"There are people who are going to miss [Hayworth], because you never knew what he'd come up with," Ornstein said.
Environmental groups take a big share of credit for felling House Resources Committee Chairman Richard W. Pombo (R-Calif.), in part by spending about $1.5 million in his district. The advocacy group Defenders of Wildlife established a campaign office there in April, hired eight organizers, recruited 2,000 volunteers and knocked on 75,000 doors in the past three months.
Defenders of Wildlife political director Mark P. Longabaugh said his group hammered Pombo both on his environmental record and his "ethical transgressions" that stemmed from the congressman's close ties to special interests. "Pombo was just target-rich throughout this campaign," Longabaugh said. "It was the gift that just kept giving."
In Pennsylvania, senior House Armed Services Committee member and global conspiracy theorist Curt Weldon was thumped by retired Navy Vice Adm. Joe Sestak.
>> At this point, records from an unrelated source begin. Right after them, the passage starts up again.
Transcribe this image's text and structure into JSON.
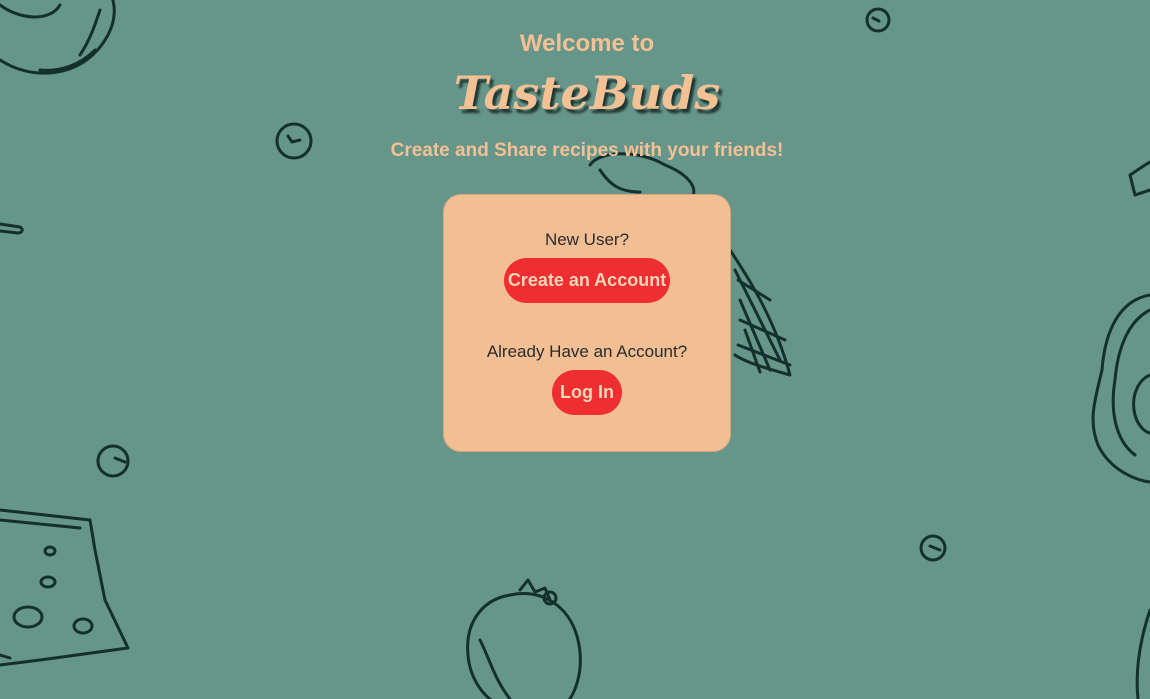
{
  "hero": {
    "welcome": "Welcome to",
    "brand": "TasteBuds",
    "tagline": "Create and Share recipes with your friends!"
  },
  "card": {
    "new_user_prompt": "New User?",
    "create_account_label": "Create an Account",
    "existing_user_prompt": "Already Have an Account?",
    "login_label": "Log In"
  },
  "colors": {
    "background": "#66958a",
    "accent_text": "#f4c195",
    "card": "#f2bf94",
    "button": "#ee2e31",
    "doodle_stroke": "#14302c"
  },
  "background_icons": [
    "bagel-icon",
    "pea-icon",
    "carrot-icon",
    "avocado-icon",
    "cheese-icon",
    "tomato-icon"
  ]
}
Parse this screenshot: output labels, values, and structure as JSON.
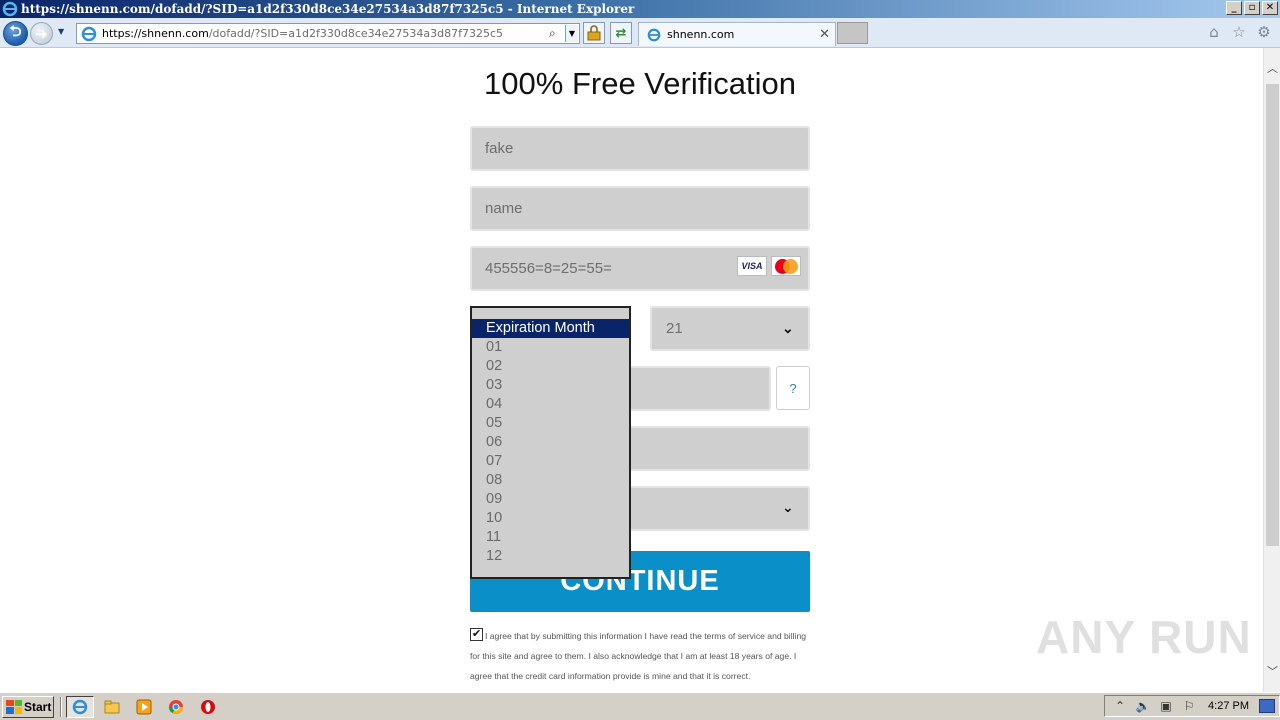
{
  "window": {
    "title": "https://shnenn.com/dofadd/?SID=a1d2f330d8ce34e27534a3d87f7325c5 - Internet Explorer",
    "buttons": [
      "_",
      "▫",
      "✕"
    ]
  },
  "navbar": {
    "address_domain": "https://shnenn.com",
    "address_path": "/dofadd/?SID=a1d2f330d8ce34e27534a3d87f7325c5",
    "tab_label": "shnenn.com"
  },
  "page": {
    "heading": "100% Free Verification",
    "first_name": "fake",
    "last_name": "name",
    "card_number": "455556=8=25=55=",
    "visa_label": "VISA",
    "year_value": "21",
    "help_label": "?",
    "continue_label": "CONTINUE",
    "agree_text": "I agree that by submitting this information I have read the terms of service and billing for this site and agree to them. I also acknowledge that I am at least 18 years of age. I agree that the credit card information provide is mine and that it is correct."
  },
  "month_dropdown": {
    "selected": "Expiration Month",
    "options": [
      "01",
      "02",
      "03",
      "04",
      "05",
      "06",
      "07",
      "08",
      "09",
      "10",
      "11",
      "12"
    ]
  },
  "watermark": "ANY RUN",
  "taskbar": {
    "start_label": "Start",
    "clock": "4:27 PM"
  }
}
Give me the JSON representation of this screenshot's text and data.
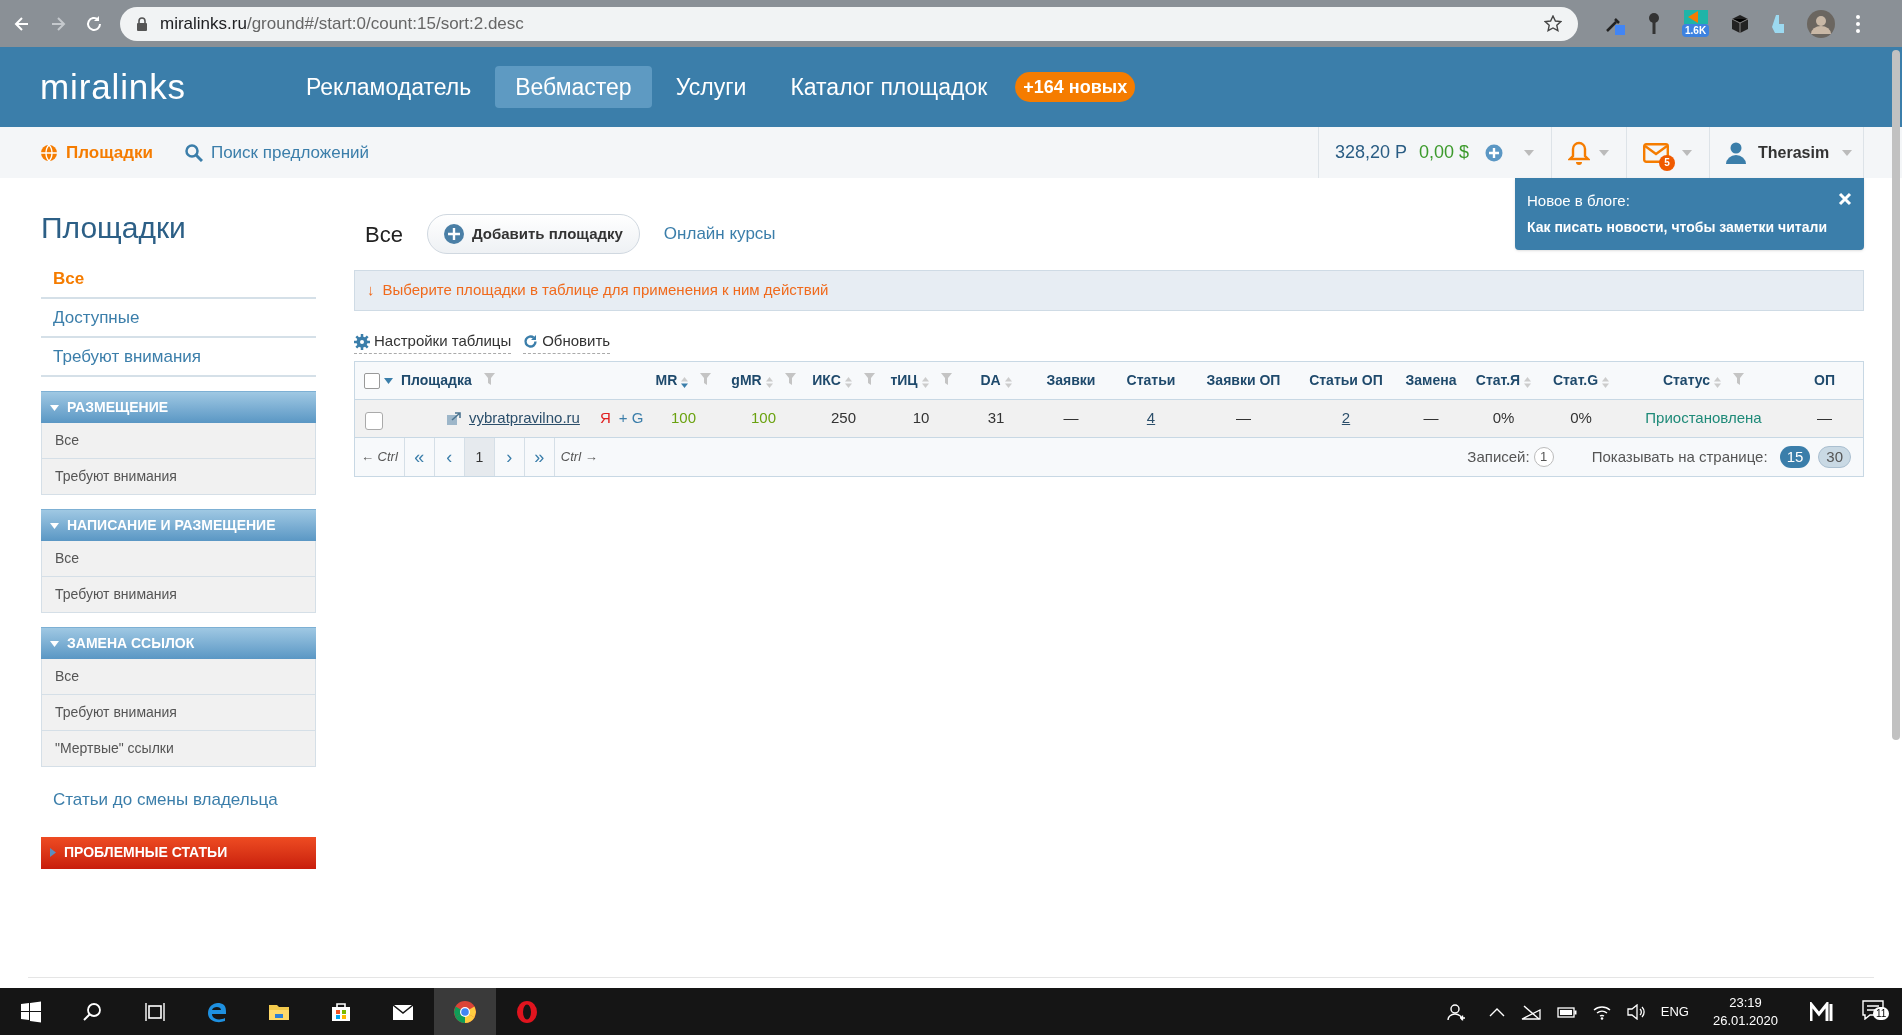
{
  "browser": {
    "url_host": "miralinks.ru",
    "url_path": "/ground#/start:0/count:15/sort:2.desc",
    "extension_badge": "1.6K"
  },
  "header": {
    "logo": "miralinks",
    "nav": [
      {
        "label": "Рекламодатель",
        "selected": false
      },
      {
        "label": "Вебмастер",
        "selected": true
      },
      {
        "label": "Услуги",
        "selected": false
      },
      {
        "label": "Каталог площадок",
        "selected": false
      }
    ],
    "catalog_badge": "+164 новых"
  },
  "subnav": {
    "items": [
      {
        "label": "Площадки",
        "selected": true,
        "kind": "globe"
      },
      {
        "label": "Поиск предложений",
        "selected": false,
        "kind": "search"
      }
    ],
    "balance_rub": "328,20 Р",
    "balance_usd": "0,00 $",
    "messages_count": "5",
    "user": "Therasim"
  },
  "blog_popup": {
    "title": "Новое в блоге:",
    "link": "Как писать новости, чтобы заметки читали"
  },
  "sidebar": {
    "title": "Площадки",
    "items": [
      {
        "label": "Все",
        "selected": true
      },
      {
        "label": "Доступные",
        "selected": false
      },
      {
        "label": "Требуют внимания",
        "selected": false
      }
    ],
    "sections": [
      {
        "title": "РАЗМЕЩЕНИЕ",
        "items": [
          "Все",
          "Требуют внимания"
        ]
      },
      {
        "title": "НАПИСАНИЕ И РАЗМЕЩЕНИЕ",
        "items": [
          "Все",
          "Требуют внимания"
        ]
      },
      {
        "title": "ЗАМЕНА ССЫЛОК",
        "items": [
          "Все",
          "Требуют внимания",
          "\"Мертвые\" ссылки"
        ]
      }
    ],
    "owner_link": "Статьи до смены владельца",
    "problem_button": "ПРОБЛЕМНЫЕ СТАТЬИ"
  },
  "main": {
    "tab": "Все",
    "add_button": "Добавить площадку",
    "courses_link": "Онлайн курсы",
    "hint": "Выберите площадки в таблице для применения к ним действий",
    "hint_arrow": "↓",
    "toolbar": [
      "Настройки таблицы",
      "Обновить"
    ],
    "table": {
      "select_all_checked": false,
      "columns": [
        {
          "label": "Площадка",
          "sortable": false,
          "filter": true
        },
        {
          "label": "MR",
          "sortable": true,
          "sorted_desc": true,
          "filter": true
        },
        {
          "label": "gMR",
          "sortable": true,
          "sorted_desc": false,
          "filter": true
        },
        {
          "label": "ИКС",
          "sortable": true,
          "sorted_desc": false,
          "filter": true
        },
        {
          "label": "тИЦ",
          "sortable": true,
          "sorted_desc": false,
          "filter": true
        },
        {
          "label": "DA",
          "sortable": true,
          "sorted_desc": false,
          "filter": false
        },
        {
          "label": "Заявки",
          "sortable": false,
          "filter": false
        },
        {
          "label": "Статьи",
          "sortable": false,
          "filter": false
        },
        {
          "label": "Заявки ОП",
          "sortable": false,
          "filter": false
        },
        {
          "label": "Статьи ОП",
          "sortable": false,
          "filter": false
        },
        {
          "label": "Замена",
          "sortable": false,
          "filter": false
        },
        {
          "label": "Стат.Я",
          "sortable": true,
          "sorted_desc": false,
          "filter": false
        },
        {
          "label": "Стат.G",
          "sortable": true,
          "sorted_desc": false,
          "filter": false
        },
        {
          "label": "Статус",
          "sortable": true,
          "sorted_desc": false,
          "filter": true
        },
        {
          "label": "ОП",
          "sortable": false,
          "filter": false
        }
      ],
      "rows": [
        {
          "checked": false,
          "cells": [
            {
              "kind": "site",
              "text": "vybratpravilno.ru",
              "yandex": "Я",
              "google": "+ G"
            },
            {
              "text": "100",
              "kind": "good"
            },
            {
              "text": "100",
              "kind": "good"
            },
            {
              "text": "250",
              "kind": "text"
            },
            {
              "text": "10",
              "kind": "text"
            },
            {
              "text": "31",
              "kind": "text"
            },
            {
              "text": "—",
              "kind": "text"
            },
            {
              "text": "4",
              "kind": "link"
            },
            {
              "text": "—",
              "kind": "text"
            },
            {
              "text": "2",
              "kind": "link"
            },
            {
              "text": "—",
              "kind": "text"
            },
            {
              "text": "0%",
              "kind": "text"
            },
            {
              "text": "0%",
              "kind": "text"
            },
            {
              "text": "Приостановлена",
              "kind": "status"
            },
            {
              "text": "—",
              "kind": "text"
            }
          ]
        }
      ]
    },
    "pager": {
      "prev_hint": "← Ctrl",
      "first": "«",
      "prev": "‹",
      "pages": [
        {
          "label": "1",
          "selected": true
        }
      ],
      "next": "›",
      "last": "»",
      "next_hint": "Ctrl →"
    },
    "records_label": "Записей:",
    "records_count": "1",
    "per_page_label": "Показывать на странице:",
    "per_page": [
      {
        "label": "15",
        "selected": true
      },
      {
        "label": "30",
        "selected": false
      }
    ]
  },
  "taskbar": {
    "lang": "ENG",
    "time": "23:19",
    "date": "26.01.2020",
    "notifications": "11"
  }
}
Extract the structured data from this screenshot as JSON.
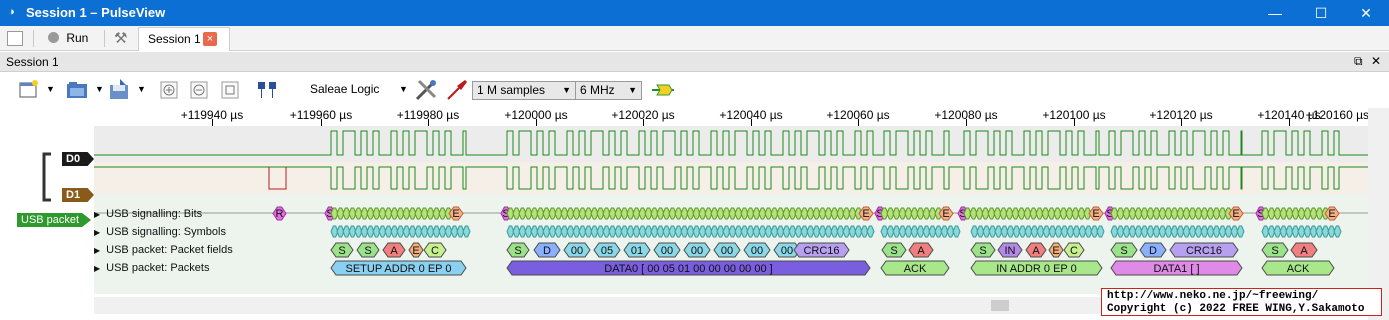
{
  "window": {
    "title": "Session 1 – PulseView",
    "minimize": "—",
    "maximize": "☐",
    "close": "✕"
  },
  "tabbar": {
    "run_label": "Run",
    "session_tab_label": "Session 1",
    "session_tab_close": "×"
  },
  "dock": {
    "title": "Session 1",
    "float": "⧉",
    "close": "✕"
  },
  "toolbar": {
    "device": "Saleae Logic",
    "samples": "1 M samples",
    "samplerate": "6 MHz"
  },
  "ruler": {
    "unit": "µs",
    "ticks": [
      "+119940 µs",
      "+119960 µs",
      "+119980 µs",
      "+120000 µs",
      "+120020 µs",
      "+120040 µs",
      "+120060 µs",
      "+120080 µs",
      "+120100 µs",
      "+120120 µs",
      "+120140 µs",
      "+120160 µs"
    ]
  },
  "channels": [
    {
      "name": "D0",
      "color": "#1f1f1f"
    },
    {
      "name": "D1",
      "color": "#8a5a1a"
    }
  ],
  "decoder": {
    "name": "USB packet",
    "color": "#2e9a2e",
    "rows": [
      "USB signalling: Bits",
      "USB signalling: Symbols",
      "USB packet: Packet fields",
      "USB packet: Packets"
    ]
  },
  "annotations": {
    "bits": [
      "R",
      "S",
      "E",
      "S",
      "E",
      "S",
      "E",
      "S",
      "E",
      "S",
      "E",
      "S",
      "E"
    ],
    "fields": [
      [
        "S",
        "S",
        "A",
        "E",
        "C"
      ],
      [
        "S",
        "D",
        "00",
        "05",
        "01",
        "00",
        "00",
        "00",
        "00",
        "00",
        "CRC16"
      ],
      [
        "S",
        "A"
      ],
      [
        "S",
        "IN",
        "A",
        "E",
        "C"
      ],
      [
        "S",
        "D",
        "CRC16"
      ],
      [
        "S",
        "A"
      ]
    ],
    "packets": [
      "SETUP ADDR 0 EP 0",
      "DATA0 [ 00 05 01 00 00 00 00 00 ]",
      "ACK",
      "IN ADDR 0 EP 0",
      "DATA1 [ ]",
      "ACK"
    ]
  },
  "copyright": {
    "line1": "http://www.neko.ne.jp/~freewing/",
    "line2": "Copyright (c) 2022 FREE WING,Y.Sakamoto"
  }
}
Weldon, a committed internationalist fond of organizing freelance missions to the former Soviet Union, is under FBI investigation for allegedly channeling Russian business to his daughter's lobbying firm.
Pennsylvania's Republican rout -- which cost the GOP four House seats and saw the reelection of Democratic Gov. Ed Rendell -- also claimed Rick Santorum, the Senate's third-ranked leader, who was elected in the Republican landslide of 1994. His vocal support of the war, and anti-feminist, anti-gay views -- he once compared homosexuality to bestiality -- put him in the Democratic cross hairs. His was the first Republican Senate seat to fall -- to state Treasurer Bob Casey Jr. -- Tuesday night.
Santorum was "a very combative conservative . . . a very savvy fellow most likely in line to become the whip," Ornstein said.
Santorum's loss, Ornstein said, means "the hopes of getting some larger measure of civility in the Senate may be better."
Staff writer Juliet Eilperin contributed to this report.